WHAT YOU WILL DO →
Retype all of the records shown beneath this task, exactly as they stand.

Start of SOURCE DATA

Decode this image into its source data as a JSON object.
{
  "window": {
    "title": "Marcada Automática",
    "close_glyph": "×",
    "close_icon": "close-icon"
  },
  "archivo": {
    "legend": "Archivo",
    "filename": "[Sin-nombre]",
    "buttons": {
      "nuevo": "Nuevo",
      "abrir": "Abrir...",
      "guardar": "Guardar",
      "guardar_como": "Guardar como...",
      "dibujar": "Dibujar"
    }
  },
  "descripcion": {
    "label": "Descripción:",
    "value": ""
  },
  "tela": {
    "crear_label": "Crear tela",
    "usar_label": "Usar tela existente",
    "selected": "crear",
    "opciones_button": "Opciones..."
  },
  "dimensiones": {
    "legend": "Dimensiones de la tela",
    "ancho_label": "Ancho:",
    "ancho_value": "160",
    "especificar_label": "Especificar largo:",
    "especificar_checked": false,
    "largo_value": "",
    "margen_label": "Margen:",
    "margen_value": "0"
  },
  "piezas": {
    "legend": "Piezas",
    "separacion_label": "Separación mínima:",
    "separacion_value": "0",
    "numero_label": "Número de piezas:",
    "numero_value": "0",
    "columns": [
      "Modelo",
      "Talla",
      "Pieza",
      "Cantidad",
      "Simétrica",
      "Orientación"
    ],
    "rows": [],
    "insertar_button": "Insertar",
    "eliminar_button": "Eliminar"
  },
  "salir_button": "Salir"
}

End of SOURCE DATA

RESPONSE TO THE TASK →
Decode this image into its source data as a JSON object.
{
  "window": {
    "title": "Marcada Automática",
    "close_glyph": "×",
    "close_icon": "close-icon"
  },
  "archivo": {
    "legend": "Archivo",
    "filename": "[Sin-nombre]",
    "buttons": {
      "nuevo": "Nuevo",
      "abrir": "Abrir...",
      "guardar": "Guardar",
      "guardar_como": "Guardar como...",
      "dibujar": "Dibujar"
    }
  },
  "descripcion": {
    "label": "Descripción:",
    "value": ""
  },
  "tela": {
    "crear_label": "Crear tela",
    "usar_label": "Usar tela existente",
    "selected": "crear",
    "opciones_button": "Opciones..."
  },
  "dimensiones": {
    "legend": "Dimensiones de la tela",
    "ancho_label": "Ancho:",
    "ancho_value": "160",
    "especificar_label": "Especificar largo:",
    "especificar_checked": false,
    "largo_value": "",
    "margen_label": "Margen:",
    "margen_value": "0"
  },
  "piezas": {
    "legend": "Piezas",
    "separacion_label": "Separación mínima:",
    "separacion_value": "0",
    "numero_label": "Número de piezas:",
    "numero_value": "0",
    "columns": [
      "Modelo",
      "Talla",
      "Pieza",
      "Cantidad",
      "Simétrica",
      "Orientación"
    ],
    "rows": [],
    "insertar_button": "Insertar",
    "eliminar_button": "Eliminar"
  },
  "salir_button": "Salir"
}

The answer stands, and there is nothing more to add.